BRIEF = Exactly how many lines in the entries contain "author"? Give that number alone.
== TASK DATA
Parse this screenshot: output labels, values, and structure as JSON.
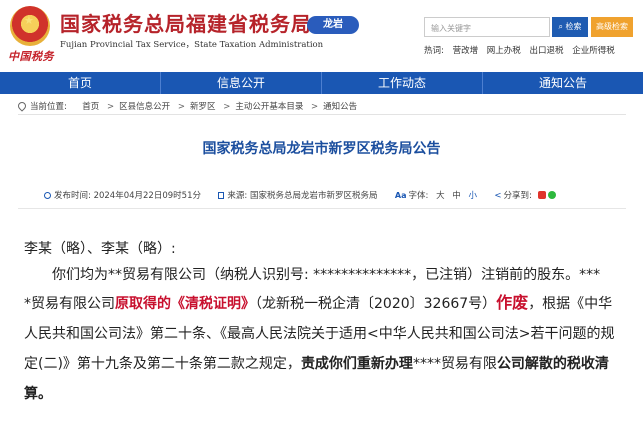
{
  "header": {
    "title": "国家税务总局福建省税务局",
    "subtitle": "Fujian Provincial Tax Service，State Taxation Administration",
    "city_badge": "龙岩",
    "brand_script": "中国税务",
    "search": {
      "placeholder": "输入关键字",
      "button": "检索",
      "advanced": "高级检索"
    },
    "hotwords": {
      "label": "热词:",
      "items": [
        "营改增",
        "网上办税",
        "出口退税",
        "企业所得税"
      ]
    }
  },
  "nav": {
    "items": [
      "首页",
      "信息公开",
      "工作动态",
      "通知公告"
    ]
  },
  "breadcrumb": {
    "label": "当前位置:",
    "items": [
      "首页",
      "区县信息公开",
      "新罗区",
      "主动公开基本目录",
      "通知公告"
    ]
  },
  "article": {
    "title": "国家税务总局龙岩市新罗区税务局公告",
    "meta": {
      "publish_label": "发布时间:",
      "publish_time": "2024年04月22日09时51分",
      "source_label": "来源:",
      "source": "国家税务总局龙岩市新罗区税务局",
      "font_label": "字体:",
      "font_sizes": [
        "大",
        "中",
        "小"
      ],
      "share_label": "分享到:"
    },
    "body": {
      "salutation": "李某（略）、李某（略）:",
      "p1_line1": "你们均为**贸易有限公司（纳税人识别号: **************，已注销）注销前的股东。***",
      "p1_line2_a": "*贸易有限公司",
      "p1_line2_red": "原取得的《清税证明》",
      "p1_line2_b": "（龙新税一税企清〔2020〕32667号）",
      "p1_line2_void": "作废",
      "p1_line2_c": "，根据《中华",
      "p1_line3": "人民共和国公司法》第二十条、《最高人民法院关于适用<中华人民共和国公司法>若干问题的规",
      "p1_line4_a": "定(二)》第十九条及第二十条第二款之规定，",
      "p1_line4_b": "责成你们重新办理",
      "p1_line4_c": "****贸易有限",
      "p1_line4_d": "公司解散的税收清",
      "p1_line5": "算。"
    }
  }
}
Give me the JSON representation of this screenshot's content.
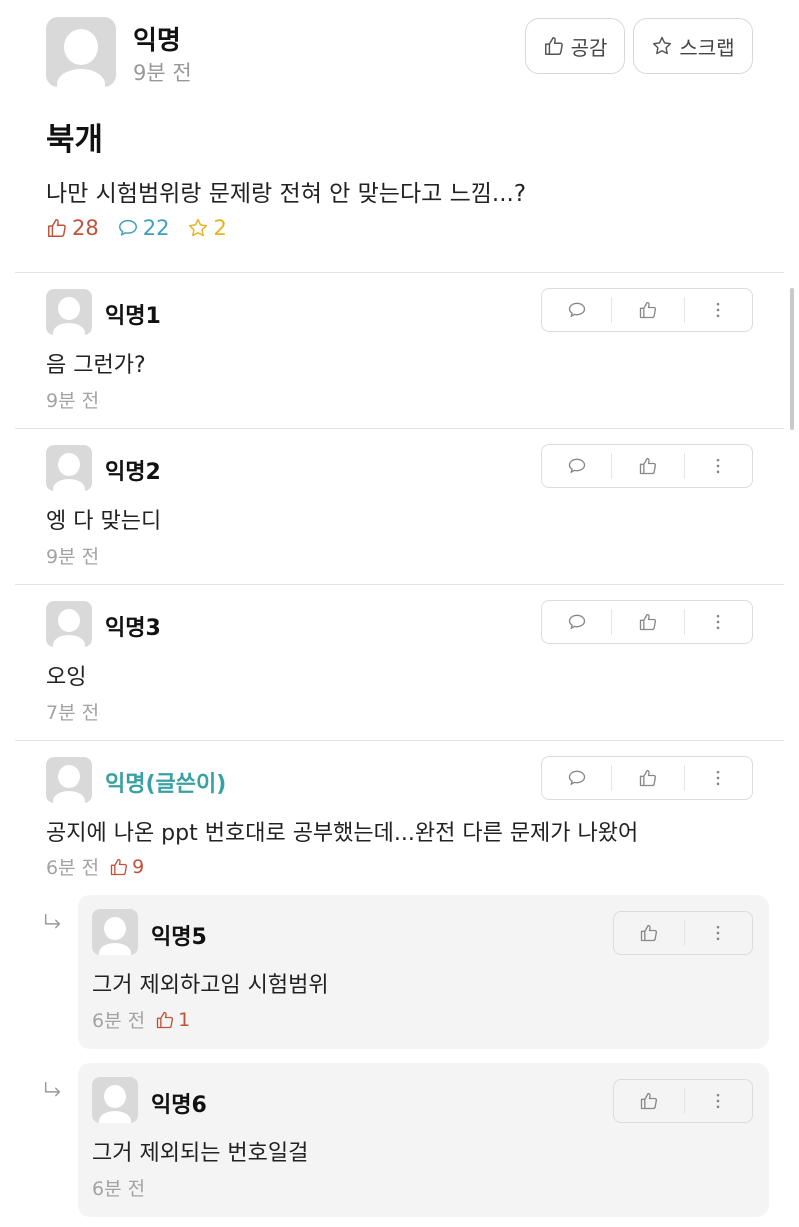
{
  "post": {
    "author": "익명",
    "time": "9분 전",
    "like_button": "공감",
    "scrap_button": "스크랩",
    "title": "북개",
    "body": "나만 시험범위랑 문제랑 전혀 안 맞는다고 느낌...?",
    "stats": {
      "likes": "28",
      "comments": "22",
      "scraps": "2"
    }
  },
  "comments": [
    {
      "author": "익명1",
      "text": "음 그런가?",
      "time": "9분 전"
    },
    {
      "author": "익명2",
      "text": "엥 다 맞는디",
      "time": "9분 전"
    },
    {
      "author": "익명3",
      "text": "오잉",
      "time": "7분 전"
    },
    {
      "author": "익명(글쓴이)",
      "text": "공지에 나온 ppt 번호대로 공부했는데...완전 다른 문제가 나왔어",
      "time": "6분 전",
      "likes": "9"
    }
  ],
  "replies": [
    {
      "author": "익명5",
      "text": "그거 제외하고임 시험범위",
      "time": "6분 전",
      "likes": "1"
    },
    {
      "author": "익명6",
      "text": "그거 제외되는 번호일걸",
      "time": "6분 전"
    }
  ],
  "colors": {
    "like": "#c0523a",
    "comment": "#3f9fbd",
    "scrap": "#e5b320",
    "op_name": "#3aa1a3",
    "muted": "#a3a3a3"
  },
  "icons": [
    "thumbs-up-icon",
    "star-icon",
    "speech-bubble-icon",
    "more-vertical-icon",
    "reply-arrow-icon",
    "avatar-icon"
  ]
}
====
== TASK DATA
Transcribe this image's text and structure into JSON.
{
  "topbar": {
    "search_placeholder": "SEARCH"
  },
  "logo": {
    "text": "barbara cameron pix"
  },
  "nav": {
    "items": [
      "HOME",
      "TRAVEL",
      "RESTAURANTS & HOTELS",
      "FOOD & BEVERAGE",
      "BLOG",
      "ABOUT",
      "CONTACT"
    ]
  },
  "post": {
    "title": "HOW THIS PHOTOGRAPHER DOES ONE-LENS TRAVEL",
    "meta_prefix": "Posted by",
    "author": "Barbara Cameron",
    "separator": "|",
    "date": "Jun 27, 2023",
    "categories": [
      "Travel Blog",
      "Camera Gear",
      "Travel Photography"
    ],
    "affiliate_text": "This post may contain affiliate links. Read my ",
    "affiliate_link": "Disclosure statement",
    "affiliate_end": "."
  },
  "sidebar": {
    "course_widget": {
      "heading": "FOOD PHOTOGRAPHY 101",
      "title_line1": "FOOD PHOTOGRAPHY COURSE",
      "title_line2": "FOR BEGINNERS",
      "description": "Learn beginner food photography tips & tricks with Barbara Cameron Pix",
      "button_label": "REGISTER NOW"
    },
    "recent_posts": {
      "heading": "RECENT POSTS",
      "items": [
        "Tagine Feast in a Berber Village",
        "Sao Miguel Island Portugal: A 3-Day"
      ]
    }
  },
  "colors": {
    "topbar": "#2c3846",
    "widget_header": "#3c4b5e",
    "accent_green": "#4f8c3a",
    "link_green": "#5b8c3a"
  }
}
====
EXERCISE ANSWER = 8